**TASK OBJECTIVE**
Beginning with the line that holds "Extract the structured", copy each line through the end of the material below, exactly and with no pictures.

**DATASET RECORDS**

- - - - -

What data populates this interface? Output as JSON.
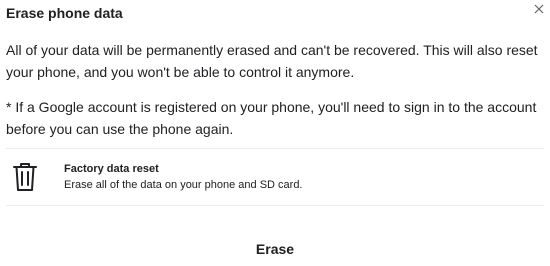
{
  "dialog": {
    "title": "Erase phone data",
    "close_icon": "close-icon",
    "message": "All of your data will be permanently erased and can't be recovered. This will also reset your phone, and you won't be able to control it anymore.",
    "note": "* If a Google account is registered on your phone, you'll need to sign in to the account before you can use the phone again.",
    "option": {
      "icon": "trash-icon",
      "title": "Factory data reset",
      "description": "Erase all of the data on your phone and SD card."
    },
    "erase_label": "Erase"
  },
  "colors": {
    "text": "#202124",
    "divider": "#ececec",
    "background": "#ffffff"
  }
}
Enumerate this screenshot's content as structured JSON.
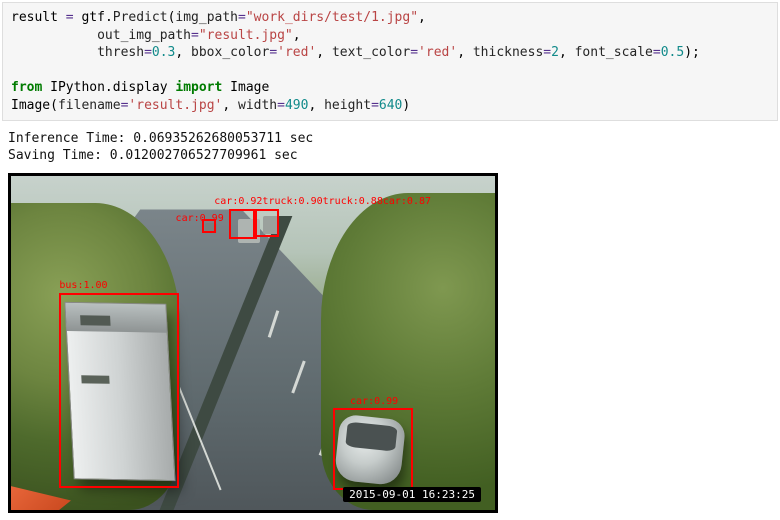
{
  "code": {
    "result_var": "result",
    "gtf": "gtf",
    "predict": "Predict",
    "img_path_key": "img_path",
    "img_path_val": "\"work_dirs/test/1.jpg\"",
    "out_img_path_key": "out_img_path",
    "out_img_path_val": "\"result.jpg\"",
    "thresh_key": "thresh",
    "thresh_val": "0.3",
    "bbox_color_key": "bbox_color",
    "bbox_color_val": "'red'",
    "text_color_key": "text_color",
    "text_color_val": "'red'",
    "thickness_key": "thickness",
    "thickness_val": "2",
    "font_scale_key": "font_scale",
    "font_scale_val": "0.5",
    "from_kw": "from",
    "import_kw": "import",
    "ipython_display": "IPython.display",
    "image_cls": "Image",
    "filename_key": "filename",
    "filename_val": "'result.jpg'",
    "width_key": "width",
    "width_val": "490",
    "height_key": "height",
    "height_val": "640"
  },
  "output": {
    "inference_line": "Inference Time: 0.06935262680053711 sec",
    "saving_line": "Saving Time: 0.012002706527709961 sec"
  },
  "detections": {
    "bus_label": "bus:1.00",
    "car_label_far": "car:0.99",
    "car_label_near": "car:0.99",
    "cluster_label": "car:0.92truck:0.90truck:0.88car:0.87"
  },
  "timestamp": "2015-09-01 16:23:25"
}
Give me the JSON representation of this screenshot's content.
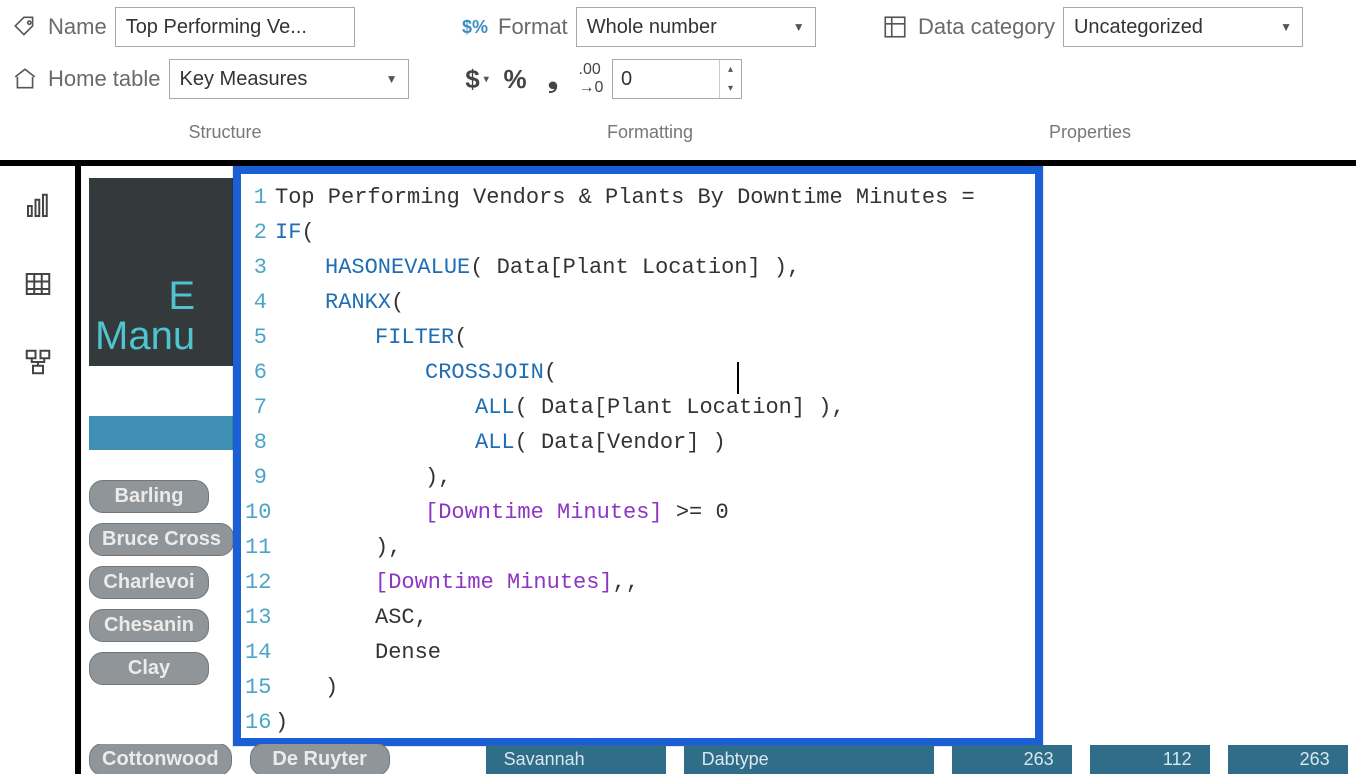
{
  "ribbon": {
    "name_label": "Name",
    "name_value": "Top Performing Ve...",
    "home_table_label": "Home table",
    "home_table_value": "Key Measures",
    "format_label": "Format",
    "format_value": "Whole number",
    "decimals_value": "0",
    "data_category_label": "Data category",
    "data_category_value": "Uncategorized",
    "structure_group": "Structure",
    "formatting_group": "Formatting",
    "properties_group": "Properties"
  },
  "slicers": {
    "items": [
      "Barling",
      "Bruce Cross",
      "Charlevoi",
      "Chesanin",
      "Clay"
    ],
    "bottom": [
      "Cottonwood",
      "De Ruyter"
    ]
  },
  "dark_text_line1": "E",
  "dark_text_line2": "Manu",
  "table_row": {
    "c0": "Savannah",
    "c1": "Dabtype",
    "c2": "263",
    "c3": "112",
    "c4": "263"
  },
  "formula": {
    "lines": [
      {
        "n": "1",
        "indent": 0,
        "parts": [
          {
            "t": "txt",
            "v": "Top Performing Vendors & Plants By Downtime Minutes ="
          }
        ]
      },
      {
        "n": "2",
        "indent": 0,
        "parts": [
          {
            "t": "kw",
            "v": "IF"
          },
          {
            "t": "txt",
            "v": "("
          }
        ]
      },
      {
        "n": "3",
        "indent": 1,
        "parts": [
          {
            "t": "kw",
            "v": "HASONEVALUE"
          },
          {
            "t": "txt",
            "v": "( Data[Plant Location] ),"
          }
        ]
      },
      {
        "n": "4",
        "indent": 1,
        "parts": [
          {
            "t": "kw",
            "v": "RANKX"
          },
          {
            "t": "txt",
            "v": "("
          }
        ]
      },
      {
        "n": "5",
        "indent": 2,
        "parts": [
          {
            "t": "kw",
            "v": "FILTER"
          },
          {
            "t": "txt",
            "v": "("
          }
        ]
      },
      {
        "n": "6",
        "indent": 3,
        "parts": [
          {
            "t": "kw",
            "v": "CROSSJOIN"
          },
          {
            "t": "txt",
            "v": "("
          }
        ]
      },
      {
        "n": "7",
        "indent": 4,
        "parts": [
          {
            "t": "kw",
            "v": "ALL"
          },
          {
            "t": "txt",
            "v": "( Data[Plant Location] ),"
          }
        ]
      },
      {
        "n": "8",
        "indent": 4,
        "parts": [
          {
            "t": "kw",
            "v": "ALL"
          },
          {
            "t": "txt",
            "v": "( Data[Vendor] )"
          }
        ]
      },
      {
        "n": "9",
        "indent": 3,
        "parts": [
          {
            "t": "txt",
            "v": "),"
          }
        ]
      },
      {
        "n": "10",
        "indent": 3,
        "parts": [
          {
            "t": "meas",
            "v": "[Downtime Minutes]"
          },
          {
            "t": "txt",
            "v": " >= 0"
          }
        ]
      },
      {
        "n": "11",
        "indent": 2,
        "parts": [
          {
            "t": "txt",
            "v": "),"
          }
        ]
      },
      {
        "n": "12",
        "indent": 2,
        "parts": [
          {
            "t": "meas",
            "v": "[Downtime Minutes]"
          },
          {
            "t": "txt",
            "v": ",,"
          }
        ]
      },
      {
        "n": "13",
        "indent": 2,
        "parts": [
          {
            "t": "txt",
            "v": "ASC,"
          }
        ]
      },
      {
        "n": "14",
        "indent": 2,
        "parts": [
          {
            "t": "txt",
            "v": "Dense"
          }
        ]
      },
      {
        "n": "15",
        "indent": 1,
        "parts": [
          {
            "t": "txt",
            "v": ")"
          }
        ]
      },
      {
        "n": "16",
        "indent": 0,
        "parts": [
          {
            "t": "txt",
            "v": ")"
          }
        ]
      }
    ]
  }
}
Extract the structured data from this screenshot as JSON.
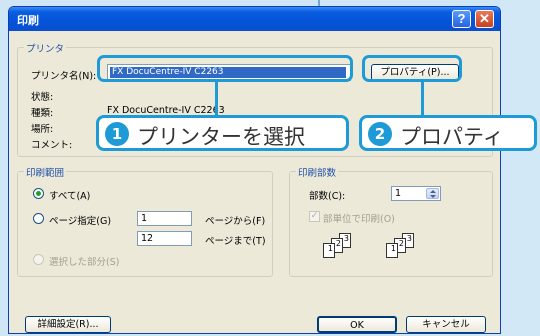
{
  "window": {
    "title": "印刷"
  },
  "printer_group": {
    "label": "プリンタ",
    "name_label": "プリンタ名(N):",
    "selected_printer": "FX DocuCentre-IV C2263",
    "properties_button": "プロパティ(P)...",
    "status_label": "状態:",
    "type_label": "種類:",
    "type_value": "FX DocuCentre-IV C2263",
    "location_label": "場所:",
    "comment_label": "コメント:"
  },
  "callouts": [
    {
      "num": "1",
      "text": "プリンターを選択"
    },
    {
      "num": "2",
      "text": "プロパティ"
    }
  ],
  "range_group": {
    "label": "印刷範囲",
    "all": "すべて(A)",
    "pages": "ページ指定(G)",
    "from_value": "1",
    "from_label": "ページから(F)",
    "to_value": "12",
    "to_label": "ページまで(T)",
    "selection": "選択した部分(S)"
  },
  "copies_group": {
    "label": "印刷部数",
    "copies_label": "部数(C):",
    "copies_value": "1",
    "collate_label": "部単位で印刷(O)",
    "collate_pages": [
      "1",
      "2",
      "3"
    ]
  },
  "footer": {
    "detail_button": "詳細設定(R)...",
    "ok_button": "OK",
    "cancel_button": "キャンセル"
  }
}
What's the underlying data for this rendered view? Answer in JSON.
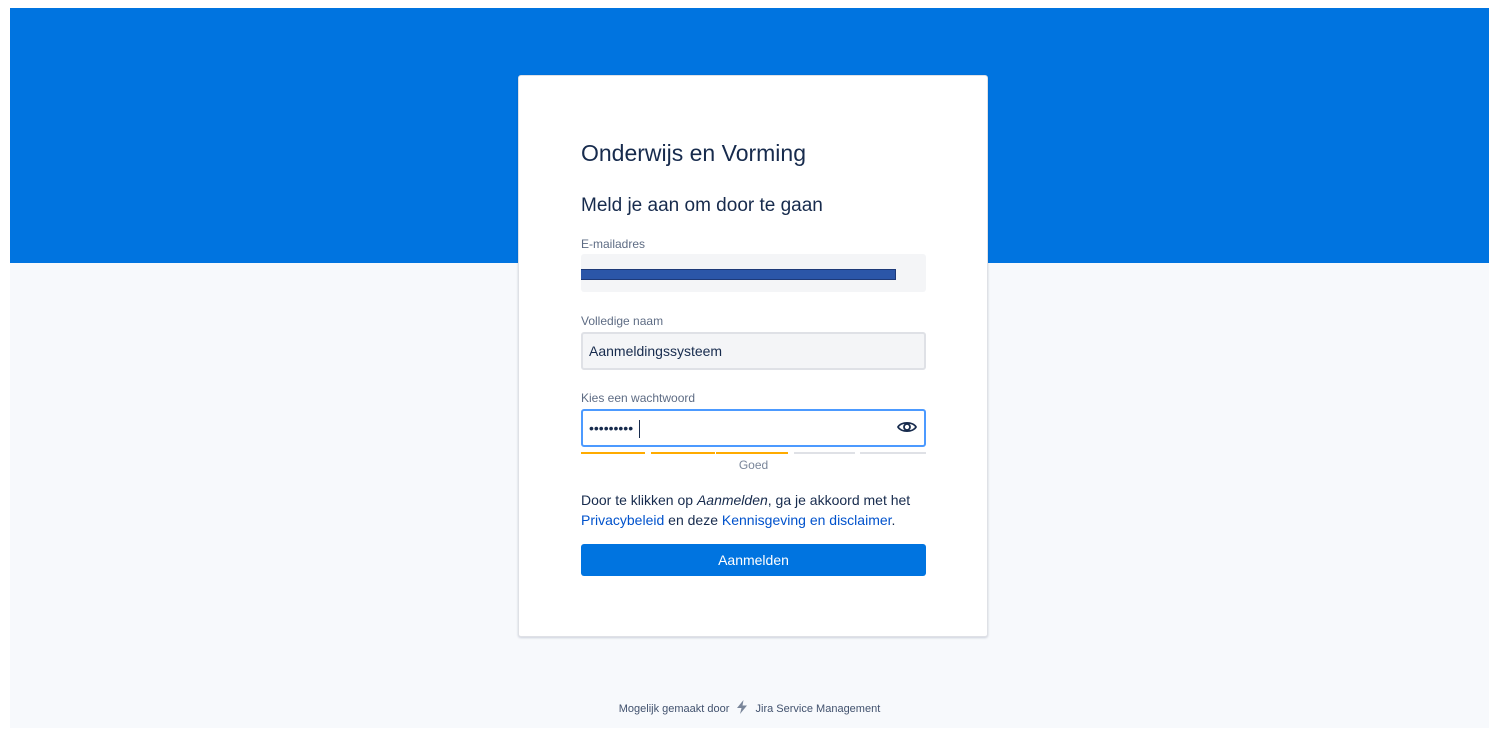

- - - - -

**EXERCISE ANSWER**
Extract the structured data from this screenshot as JSON.
{
  "window": {
    "title": "印刷"
  },
  "printer_group": {
    "label": "プリンタ",
    "name_label": "プリンタ名(N):",
    "selected_printer": "FX DocuCentre-IV C2263",
    "properties_button": "プロパティ(P)...",
    "status_label": "状態:",
    "type_label": "種類:",
    "type_value": "FX DocuCentre-IV C2263",
    "location_label": "場所:",
    "comment_label": "コメント:"
  },
  "callouts": [
    {
      "num": "1",
      "text": "プリンターを選択"
    },
    {
      "num": "2",
      "text": "プロパティ"
    }
  ],
  "range_group": {
    "label": "印刷範囲",
    "all": "すべて(A)",
    "pages": "ページ指定(G)",
    "from_value": "1",
    "from_label": "ページから(F)",
    "to_value": "12",
    "to_label": "ページまで(T)",
    "selection": "選択した部分(S)"
  },
  "copies_group": {
    "label": "印刷部数",
    "copies_label": "部数(C):",
    "copies_value": "1",
    "collate_label": "部単位で印刷(O)",
    "collate_pages": [
      "1",
      "2",
      "3"
    ]
  },
  "footer": {
    "detail_button": "詳細設定(R)...",
    "ok_button": "OK",
    "cancel_button": "キャンセル"
  }
}
What's the underlying data for this rendered view? Answer in JSON.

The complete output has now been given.